A study explores adaptation of valley oak to its current climate. The success of plant conservation strategies depends on the adequate adaptation of plants to the climates in which they grow. Focusing on the average maximum temperatures of June, July, and August, the hottest months of the year, Victoria L. Sork and colleagues combined phenotypic data from 2 common gardens with genome sequence data to determine whether valley oak, a tree species native to California, is adequately adapted to the climate conditions in which it currently grows. The authors found that valley oak populations grow faster at cooler temperatures than they are currently experiencing. Using a newly assembled genome of DNA sequences of 12 valley oak chromosomes to identify genotypes predicted to grow relatively fast in warm temperatures, the authors determined that selecting seed sources based on genotype may alleviate declining growth rates resulting from future climate warming. Continued warming under a standard emissions scenario that accounts for an average of 4.8°C increase in temperature across the valley oak range in California between 2070 and 2099 is predicted to result in a 5.6% reduction in annual growth rates. The findings suggest that new conservation methods are necessary to mitigate potential consequences of valley oak exposure to warming temperatures, according to the authors.

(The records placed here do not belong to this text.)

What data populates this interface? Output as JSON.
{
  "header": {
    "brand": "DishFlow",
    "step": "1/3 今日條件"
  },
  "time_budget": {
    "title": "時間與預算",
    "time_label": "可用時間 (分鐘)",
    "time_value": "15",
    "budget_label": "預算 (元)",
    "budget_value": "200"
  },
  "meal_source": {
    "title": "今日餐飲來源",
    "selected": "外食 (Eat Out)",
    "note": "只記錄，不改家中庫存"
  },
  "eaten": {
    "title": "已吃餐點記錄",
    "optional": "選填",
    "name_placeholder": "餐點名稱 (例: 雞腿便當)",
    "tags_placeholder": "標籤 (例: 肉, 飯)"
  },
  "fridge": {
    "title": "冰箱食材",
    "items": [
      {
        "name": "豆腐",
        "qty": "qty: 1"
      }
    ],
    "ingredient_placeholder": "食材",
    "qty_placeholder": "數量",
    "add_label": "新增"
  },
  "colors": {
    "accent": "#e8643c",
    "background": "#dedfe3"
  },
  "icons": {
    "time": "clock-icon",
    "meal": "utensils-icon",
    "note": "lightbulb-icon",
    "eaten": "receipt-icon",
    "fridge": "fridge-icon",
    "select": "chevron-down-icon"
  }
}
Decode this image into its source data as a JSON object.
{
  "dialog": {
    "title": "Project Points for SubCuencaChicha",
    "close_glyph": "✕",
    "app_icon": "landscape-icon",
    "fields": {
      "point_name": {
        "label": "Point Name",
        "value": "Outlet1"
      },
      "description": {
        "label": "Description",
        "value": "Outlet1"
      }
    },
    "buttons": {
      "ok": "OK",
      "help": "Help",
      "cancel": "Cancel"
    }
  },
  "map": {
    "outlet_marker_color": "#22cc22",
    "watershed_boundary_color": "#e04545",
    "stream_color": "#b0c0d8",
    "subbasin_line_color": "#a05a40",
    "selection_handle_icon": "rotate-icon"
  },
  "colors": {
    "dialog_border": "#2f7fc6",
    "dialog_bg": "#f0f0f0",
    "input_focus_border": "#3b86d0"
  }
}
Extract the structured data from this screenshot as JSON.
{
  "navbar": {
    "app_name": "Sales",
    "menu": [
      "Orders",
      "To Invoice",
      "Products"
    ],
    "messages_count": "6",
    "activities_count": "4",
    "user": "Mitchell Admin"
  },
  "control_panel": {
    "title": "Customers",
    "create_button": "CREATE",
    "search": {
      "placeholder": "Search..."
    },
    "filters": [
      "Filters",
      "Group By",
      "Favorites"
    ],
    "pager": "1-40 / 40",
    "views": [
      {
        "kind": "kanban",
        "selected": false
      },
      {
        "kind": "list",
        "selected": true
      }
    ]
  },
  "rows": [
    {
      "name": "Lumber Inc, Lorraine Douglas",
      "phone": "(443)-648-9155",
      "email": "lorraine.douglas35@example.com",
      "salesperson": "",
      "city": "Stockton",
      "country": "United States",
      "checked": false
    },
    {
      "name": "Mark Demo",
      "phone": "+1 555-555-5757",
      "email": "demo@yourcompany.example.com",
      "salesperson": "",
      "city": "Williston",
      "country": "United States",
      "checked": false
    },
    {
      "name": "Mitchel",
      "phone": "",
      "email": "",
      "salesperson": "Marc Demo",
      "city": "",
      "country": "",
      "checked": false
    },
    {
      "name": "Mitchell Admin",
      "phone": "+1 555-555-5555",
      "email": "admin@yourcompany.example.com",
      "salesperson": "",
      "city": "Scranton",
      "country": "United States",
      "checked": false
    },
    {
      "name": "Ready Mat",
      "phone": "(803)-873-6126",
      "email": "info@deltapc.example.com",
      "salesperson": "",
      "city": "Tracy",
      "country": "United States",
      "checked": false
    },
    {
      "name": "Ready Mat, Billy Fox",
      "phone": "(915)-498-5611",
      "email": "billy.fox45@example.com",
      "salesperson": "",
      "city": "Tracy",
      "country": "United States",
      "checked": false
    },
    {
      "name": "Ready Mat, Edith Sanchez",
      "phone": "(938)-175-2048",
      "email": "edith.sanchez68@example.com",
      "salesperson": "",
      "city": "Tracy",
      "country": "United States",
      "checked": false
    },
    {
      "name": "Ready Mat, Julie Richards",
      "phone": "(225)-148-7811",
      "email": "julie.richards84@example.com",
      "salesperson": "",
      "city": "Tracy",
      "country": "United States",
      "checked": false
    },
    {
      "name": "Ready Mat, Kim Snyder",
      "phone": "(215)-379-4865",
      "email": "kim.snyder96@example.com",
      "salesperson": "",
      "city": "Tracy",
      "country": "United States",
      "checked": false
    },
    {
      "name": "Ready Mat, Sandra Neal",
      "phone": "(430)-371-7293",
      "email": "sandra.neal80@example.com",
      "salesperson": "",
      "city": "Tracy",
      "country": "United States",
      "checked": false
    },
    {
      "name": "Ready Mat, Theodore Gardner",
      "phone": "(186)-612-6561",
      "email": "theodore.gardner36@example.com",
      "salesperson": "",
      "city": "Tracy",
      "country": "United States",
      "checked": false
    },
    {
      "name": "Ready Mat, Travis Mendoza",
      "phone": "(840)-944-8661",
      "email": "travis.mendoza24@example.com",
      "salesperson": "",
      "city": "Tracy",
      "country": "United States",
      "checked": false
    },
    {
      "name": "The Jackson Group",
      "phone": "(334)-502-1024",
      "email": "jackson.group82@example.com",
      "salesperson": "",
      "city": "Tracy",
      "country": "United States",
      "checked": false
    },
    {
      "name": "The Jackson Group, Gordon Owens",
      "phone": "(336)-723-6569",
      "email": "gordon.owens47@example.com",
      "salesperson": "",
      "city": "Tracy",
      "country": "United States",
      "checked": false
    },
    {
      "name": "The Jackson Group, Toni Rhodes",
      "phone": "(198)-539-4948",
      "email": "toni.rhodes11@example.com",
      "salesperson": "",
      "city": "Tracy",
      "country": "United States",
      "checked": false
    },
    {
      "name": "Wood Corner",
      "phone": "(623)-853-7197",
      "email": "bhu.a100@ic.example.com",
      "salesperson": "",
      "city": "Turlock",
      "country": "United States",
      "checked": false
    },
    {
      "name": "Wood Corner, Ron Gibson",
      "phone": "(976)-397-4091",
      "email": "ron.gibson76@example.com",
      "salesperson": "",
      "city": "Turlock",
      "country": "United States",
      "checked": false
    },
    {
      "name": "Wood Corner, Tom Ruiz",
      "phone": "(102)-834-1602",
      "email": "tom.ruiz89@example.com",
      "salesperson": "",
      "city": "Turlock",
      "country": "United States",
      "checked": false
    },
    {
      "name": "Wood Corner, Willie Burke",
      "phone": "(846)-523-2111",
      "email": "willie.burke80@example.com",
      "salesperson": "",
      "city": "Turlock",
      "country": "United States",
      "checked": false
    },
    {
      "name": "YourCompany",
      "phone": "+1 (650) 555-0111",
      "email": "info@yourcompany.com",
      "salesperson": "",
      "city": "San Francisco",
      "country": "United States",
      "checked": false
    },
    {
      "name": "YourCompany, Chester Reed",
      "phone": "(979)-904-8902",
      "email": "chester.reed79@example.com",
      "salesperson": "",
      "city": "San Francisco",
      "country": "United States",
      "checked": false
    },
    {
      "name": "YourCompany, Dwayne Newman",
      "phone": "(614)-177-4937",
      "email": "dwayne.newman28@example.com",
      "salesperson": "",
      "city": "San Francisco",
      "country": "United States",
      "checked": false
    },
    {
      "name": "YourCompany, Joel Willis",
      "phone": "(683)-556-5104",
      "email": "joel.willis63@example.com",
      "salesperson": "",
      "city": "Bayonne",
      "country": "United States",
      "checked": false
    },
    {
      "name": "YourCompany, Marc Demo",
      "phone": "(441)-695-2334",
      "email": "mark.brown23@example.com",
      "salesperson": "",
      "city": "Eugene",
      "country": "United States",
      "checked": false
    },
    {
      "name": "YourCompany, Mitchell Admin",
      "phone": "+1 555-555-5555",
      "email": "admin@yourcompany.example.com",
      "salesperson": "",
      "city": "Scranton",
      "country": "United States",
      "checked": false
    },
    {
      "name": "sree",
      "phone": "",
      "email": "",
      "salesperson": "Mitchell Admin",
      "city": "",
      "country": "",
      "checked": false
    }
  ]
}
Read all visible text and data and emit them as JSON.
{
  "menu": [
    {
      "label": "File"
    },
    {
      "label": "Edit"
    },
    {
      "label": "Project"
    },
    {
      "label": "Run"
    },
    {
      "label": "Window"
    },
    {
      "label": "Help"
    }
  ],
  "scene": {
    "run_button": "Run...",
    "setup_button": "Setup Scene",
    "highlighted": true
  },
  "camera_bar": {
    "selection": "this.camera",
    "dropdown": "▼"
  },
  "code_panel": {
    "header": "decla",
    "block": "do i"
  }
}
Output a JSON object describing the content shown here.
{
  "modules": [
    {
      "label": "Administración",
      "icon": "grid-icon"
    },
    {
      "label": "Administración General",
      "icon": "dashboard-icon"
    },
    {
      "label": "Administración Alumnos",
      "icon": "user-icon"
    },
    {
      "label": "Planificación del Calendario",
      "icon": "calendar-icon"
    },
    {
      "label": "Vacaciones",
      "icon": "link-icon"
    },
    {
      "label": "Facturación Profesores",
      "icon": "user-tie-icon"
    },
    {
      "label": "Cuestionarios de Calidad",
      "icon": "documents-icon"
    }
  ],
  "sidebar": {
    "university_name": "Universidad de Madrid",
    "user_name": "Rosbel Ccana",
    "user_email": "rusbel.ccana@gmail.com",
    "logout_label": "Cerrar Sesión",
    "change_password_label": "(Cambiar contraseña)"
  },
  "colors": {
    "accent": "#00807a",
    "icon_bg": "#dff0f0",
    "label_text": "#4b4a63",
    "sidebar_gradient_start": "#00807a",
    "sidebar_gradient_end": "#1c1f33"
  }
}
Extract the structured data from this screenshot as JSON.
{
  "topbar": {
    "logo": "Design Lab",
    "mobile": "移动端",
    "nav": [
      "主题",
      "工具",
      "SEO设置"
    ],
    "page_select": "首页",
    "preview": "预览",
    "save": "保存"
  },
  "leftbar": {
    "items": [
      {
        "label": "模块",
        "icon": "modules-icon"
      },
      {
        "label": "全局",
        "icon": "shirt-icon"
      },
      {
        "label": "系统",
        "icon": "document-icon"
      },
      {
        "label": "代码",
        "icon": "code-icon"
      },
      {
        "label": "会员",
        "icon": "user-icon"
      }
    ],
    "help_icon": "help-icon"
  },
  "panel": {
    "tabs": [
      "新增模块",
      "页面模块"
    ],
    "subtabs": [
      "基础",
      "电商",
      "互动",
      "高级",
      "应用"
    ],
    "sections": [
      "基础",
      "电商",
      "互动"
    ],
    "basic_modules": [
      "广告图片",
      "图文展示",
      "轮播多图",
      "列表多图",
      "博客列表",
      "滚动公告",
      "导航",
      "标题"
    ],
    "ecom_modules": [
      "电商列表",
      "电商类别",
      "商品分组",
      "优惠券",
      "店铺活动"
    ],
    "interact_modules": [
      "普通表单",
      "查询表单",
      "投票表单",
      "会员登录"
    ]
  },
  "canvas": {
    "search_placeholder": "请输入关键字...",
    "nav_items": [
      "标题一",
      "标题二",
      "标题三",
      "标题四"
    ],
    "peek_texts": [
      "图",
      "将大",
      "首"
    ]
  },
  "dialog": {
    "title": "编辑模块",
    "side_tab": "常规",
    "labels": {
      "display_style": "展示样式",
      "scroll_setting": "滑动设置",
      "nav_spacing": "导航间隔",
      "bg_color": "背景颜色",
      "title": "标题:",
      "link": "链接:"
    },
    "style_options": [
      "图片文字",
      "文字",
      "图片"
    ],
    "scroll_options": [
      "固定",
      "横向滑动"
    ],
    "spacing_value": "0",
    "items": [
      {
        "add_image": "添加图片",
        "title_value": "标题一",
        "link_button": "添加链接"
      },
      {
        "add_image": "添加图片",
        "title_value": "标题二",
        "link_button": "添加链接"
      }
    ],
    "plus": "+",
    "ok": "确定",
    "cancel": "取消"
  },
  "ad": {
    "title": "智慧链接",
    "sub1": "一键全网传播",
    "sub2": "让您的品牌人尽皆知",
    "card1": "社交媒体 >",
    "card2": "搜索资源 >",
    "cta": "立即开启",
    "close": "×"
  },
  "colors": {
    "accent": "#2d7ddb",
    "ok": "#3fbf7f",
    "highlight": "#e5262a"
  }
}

Article #19-08771: "Adaptational lag to temperature in valley oak (Quercus lobata) can be mitigated by genome-informed assisted gene flow," by Luke Browne, Jessica W. Wright, Sorel Fitz-Gibbon, Paul F. Gugger, and Victoria L. Sork.
MEDIA CONTACT: Victoria L. Sork, University of California Los Angeles, Los Angeles, CA; tel: 310-825-4959, 310-709-9290; email: email@example.com